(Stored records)
━━━━━━━━

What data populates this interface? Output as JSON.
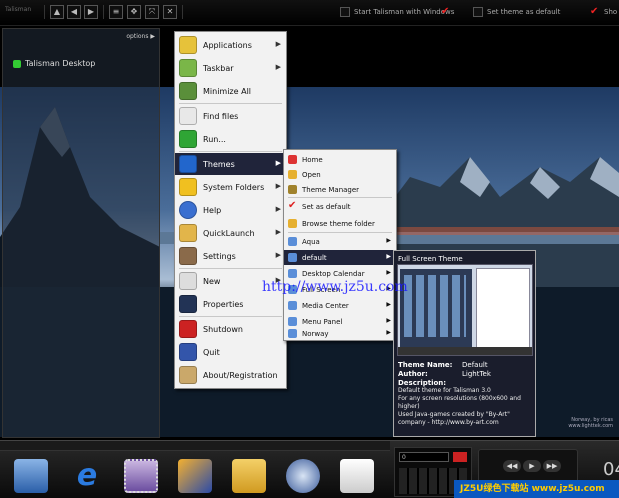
{
  "topbar": {
    "title": "Talisman",
    "options": [
      {
        "label": "Start Talisman with Windows"
      },
      {
        "label": "Set theme as default"
      },
      {
        "label": "Sho"
      }
    ]
  },
  "left_panel": {
    "header": "options ▶",
    "item": "Talisman Desktop"
  },
  "main_menu": {
    "items": [
      {
        "label": "Applications",
        "has_submenu": true
      },
      {
        "label": "Taskbar",
        "has_submenu": true
      },
      {
        "label": "Minimize All",
        "has_submenu": false
      },
      {
        "label": "Find files",
        "has_submenu": false
      },
      {
        "label": "Run...",
        "has_submenu": false
      },
      {
        "label": "Themes",
        "has_submenu": true,
        "selected": true
      },
      {
        "label": "System Folders",
        "has_submenu": true
      },
      {
        "label": "Help",
        "has_submenu": true
      },
      {
        "label": "QuickLaunch",
        "has_submenu": true
      },
      {
        "label": "Settings",
        "has_submenu": true
      },
      {
        "label": "New",
        "has_submenu": true
      },
      {
        "label": "Properties",
        "has_submenu": false
      },
      {
        "label": "Shutdown",
        "has_submenu": false
      },
      {
        "label": "Quit",
        "has_submenu": false
      },
      {
        "label": "About/Registration",
        "has_submenu": false
      }
    ]
  },
  "themes_menu": {
    "items": [
      {
        "label": "Home",
        "has_submenu": false
      },
      {
        "label": "Open",
        "has_submenu": false
      },
      {
        "label": "Theme Manager",
        "has_submenu": false
      },
      {
        "label": "Set as default",
        "has_submenu": false
      },
      {
        "label": "Browse theme folder",
        "has_submenu": false
      },
      {
        "label": "Aqua",
        "has_submenu": true
      },
      {
        "label": "default",
        "has_submenu": true,
        "selected": true
      },
      {
        "label": "Desktop Calendar",
        "has_submenu": true
      },
      {
        "label": "Full Screen",
        "has_submenu": true
      },
      {
        "label": "Media Center",
        "has_submenu": true
      },
      {
        "label": "Menu Panel",
        "has_submenu": true
      },
      {
        "label": "Norway",
        "has_submenu": true
      }
    ]
  },
  "preview": {
    "title": "Full Screen Theme",
    "name_label": "Theme Name:",
    "name_value": "Default",
    "author_label": "Author:",
    "author_value": "LightTek",
    "description_label": "Description:",
    "description_lines": [
      "Default theme for Talisman 3.0",
      "For any screen resolutions (800x600 and higher)",
      "Used Java-games created by \"By-Art\"",
      "company - http://www.by-art.com"
    ]
  },
  "watermark": "http://www.jz5u.com",
  "photo_credit": [
    "Norway, by ricas",
    "www.lighttek.com"
  ],
  "taskbar": {
    "input_value": "0",
    "clock": "04",
    "media_controls": [
      "◀◀",
      "▶",
      "▶▶"
    ],
    "apps": [
      {
        "name": "my-computer-icon"
      },
      {
        "name": "internet-explorer-icon",
        "glyph": "e"
      },
      {
        "name": "stamp-icon"
      },
      {
        "name": "winamp-icon"
      },
      {
        "name": "folder-icon"
      },
      {
        "name": "media-player-icon"
      },
      {
        "name": "notepad-icon"
      }
    ],
    "site_watermark": "JZ5U绿色下载站 www.jz5u.com"
  }
}
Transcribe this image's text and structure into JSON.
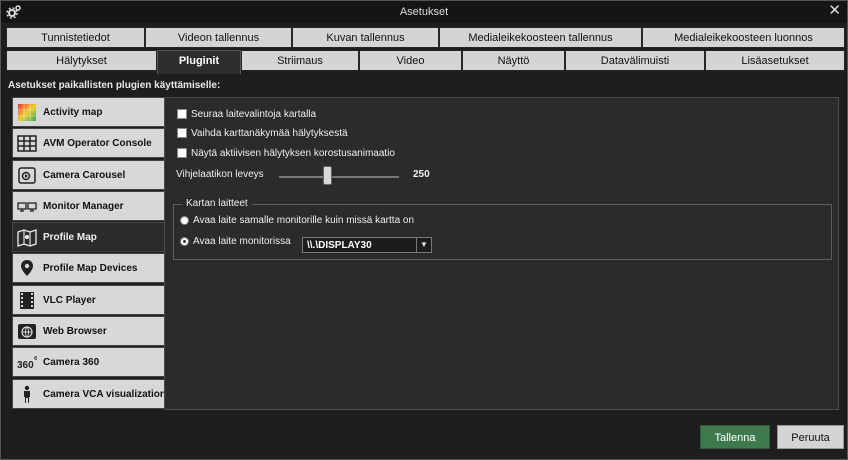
{
  "window": {
    "title": "Asetukset"
  },
  "tabs_row1": [
    {
      "label": "Tunnistetiedot"
    },
    {
      "label": "Videon tallennus"
    },
    {
      "label": "Kuvan tallennus"
    },
    {
      "label": "Medialeikekoosteen tallennus"
    },
    {
      "label": "Medialeikekoosteen luonnos"
    }
  ],
  "tabs_row2": [
    {
      "label": "Hälytykset"
    },
    {
      "label": "Pluginit"
    },
    {
      "label": "Striimaus"
    },
    {
      "label": "Video"
    },
    {
      "label": "Näyttö"
    },
    {
      "label": "Datavälimuisti"
    },
    {
      "label": "Lisäasetukset"
    }
  ],
  "active_tab": "Pluginit",
  "header_label": "Asetukset paikallisten plugien käyttämiselle:",
  "plugins": [
    {
      "label": "Activity map",
      "icon": "activity-map-icon"
    },
    {
      "label": "AVM Operator Console",
      "icon": "operator-console-icon"
    },
    {
      "label": "Camera Carousel",
      "icon": "camera-carousel-icon"
    },
    {
      "label": "Monitor Manager",
      "icon": "monitor-manager-icon"
    },
    {
      "label": "Profile Map",
      "icon": "profile-map-icon"
    },
    {
      "label": "Profile Map Devices",
      "icon": "map-pin-icon"
    },
    {
      "label": "VLC Player",
      "icon": "film-strip-icon"
    },
    {
      "label": "Web Browser",
      "icon": "globe-icon"
    },
    {
      "label": "Camera 360",
      "icon": "camera-360-icon"
    },
    {
      "label": "Camera VCA visualization",
      "icon": "person-icon"
    }
  ],
  "selected_plugin": "Profile Map",
  "settings": {
    "checkbox1": "Seuraa laitevalintoja kartalla",
    "checkbox2": "Vaihda karttanäkymää hälytyksestä",
    "checkbox3": "Näytä aktiivisen hälytyksen korostusanimaatio",
    "slider_label": "Vihjelaatikon leveys",
    "slider_value": "250",
    "group_title": "Kartan laitteet",
    "radio1": "Avaa laite samalle monitorille kuin missä kartta on",
    "radio2": "Avaa laite monitorissa",
    "monitor_select": "\\\\.\\DISPLAY30"
  },
  "buttons": {
    "save": "Tallenna",
    "cancel": "Peruuta"
  },
  "colors": {
    "accent_green": "#3f7a4f",
    "background": "#1e1e1e",
    "panel": "#2b2b2b"
  }
}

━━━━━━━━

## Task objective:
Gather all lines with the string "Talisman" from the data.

## Solved exercise:
    "title": "Talisman",
        "label": "Start Talisman with Windows"
    "item": "Talisman Desktop"
      "Default theme for Talisman 3.0",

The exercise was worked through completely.